▶ **Input records**:

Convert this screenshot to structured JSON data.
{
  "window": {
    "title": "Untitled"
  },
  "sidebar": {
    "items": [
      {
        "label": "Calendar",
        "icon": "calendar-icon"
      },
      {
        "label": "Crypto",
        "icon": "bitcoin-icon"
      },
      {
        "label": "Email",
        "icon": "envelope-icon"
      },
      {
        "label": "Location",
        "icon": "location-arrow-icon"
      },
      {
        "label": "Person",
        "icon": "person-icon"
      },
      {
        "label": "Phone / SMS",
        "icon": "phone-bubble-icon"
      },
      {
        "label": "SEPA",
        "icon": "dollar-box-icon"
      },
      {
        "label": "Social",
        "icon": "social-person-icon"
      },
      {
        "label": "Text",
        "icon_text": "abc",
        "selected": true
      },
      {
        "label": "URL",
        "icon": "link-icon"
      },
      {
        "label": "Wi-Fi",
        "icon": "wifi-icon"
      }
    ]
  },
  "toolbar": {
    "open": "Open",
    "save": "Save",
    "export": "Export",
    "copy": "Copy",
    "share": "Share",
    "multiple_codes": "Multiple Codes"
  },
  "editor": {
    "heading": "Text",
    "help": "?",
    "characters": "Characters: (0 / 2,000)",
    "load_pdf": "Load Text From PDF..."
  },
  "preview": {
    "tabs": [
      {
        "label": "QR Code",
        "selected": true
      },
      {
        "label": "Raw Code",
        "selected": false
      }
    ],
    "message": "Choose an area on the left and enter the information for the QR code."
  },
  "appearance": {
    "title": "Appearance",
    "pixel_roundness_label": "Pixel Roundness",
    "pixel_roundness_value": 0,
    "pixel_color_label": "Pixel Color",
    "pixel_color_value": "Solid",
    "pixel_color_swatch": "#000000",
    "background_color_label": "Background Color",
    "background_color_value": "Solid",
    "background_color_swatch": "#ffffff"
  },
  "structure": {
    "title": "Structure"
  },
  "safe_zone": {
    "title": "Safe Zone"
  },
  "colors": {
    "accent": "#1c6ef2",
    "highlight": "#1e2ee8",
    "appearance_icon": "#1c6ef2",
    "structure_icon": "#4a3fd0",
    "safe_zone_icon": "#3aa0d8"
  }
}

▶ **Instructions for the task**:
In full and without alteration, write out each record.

▶ **Result for this exercise**:
Convert this screenshot to structured JSON data.
{
  "window": {
    "title": "Untitled"
  },
  "sidebar": {
    "items": [
      {
        "label": "Calendar",
        "icon": "calendar-icon"
      },
      {
        "label": "Crypto",
        "icon": "bitcoin-icon"
      },
      {
        "label": "Email",
        "icon": "envelope-icon"
      },
      {
        "label": "Location",
        "icon": "location-arrow-icon"
      },
      {
        "label": "Person",
        "icon": "person-icon"
      },
      {
        "label": "Phone / SMS",
        "icon": "phone-bubble-icon"
      },
      {
        "label": "SEPA",
        "icon": "dollar-box-icon"
      },
      {
        "label": "Social",
        "icon": "social-person-icon"
      },
      {
        "label": "Text",
        "icon_text": "abc",
        "selected": true
      },
      {
        "label": "URL",
        "icon": "link-icon"
      },
      {
        "label": "Wi-Fi",
        "icon": "wifi-icon"
      }
    ]
  },
  "toolbar": {
    "open": "Open",
    "save": "Save",
    "export": "Export",
    "copy": "Copy",
    "share": "Share",
    "multiple_codes": "Multiple Codes"
  },
  "editor": {
    "heading": "Text",
    "help": "?",
    "characters": "Characters: (0 / 2,000)",
    "load_pdf": "Load Text From PDF..."
  },
  "preview": {
    "tabs": [
      {
        "label": "QR Code",
        "selected": true
      },
      {
        "label": "Raw Code",
        "selected": false
      }
    ],
    "message": "Choose an area on the left and enter the information for the QR code."
  },
  "appearance": {
    "title": "Appearance",
    "pixel_roundness_label": "Pixel Roundness",
    "pixel_roundness_value": 0,
    "pixel_color_label": "Pixel Color",
    "pixel_color_value": "Solid",
    "pixel_color_swatch": "#000000",
    "background_color_label": "Background Color",
    "background_color_value": "Solid",
    "background_color_swatch": "#ffffff"
  },
  "structure": {
    "title": "Structure"
  },
  "safe_zone": {
    "title": "Safe Zone"
  },
  "colors": {
    "accent": "#1c6ef2",
    "highlight": "#1e2ee8",
    "appearance_icon": "#1c6ef2",
    "structure_icon": "#4a3fd0",
    "safe_zone_icon": "#3aa0d8"
  }
}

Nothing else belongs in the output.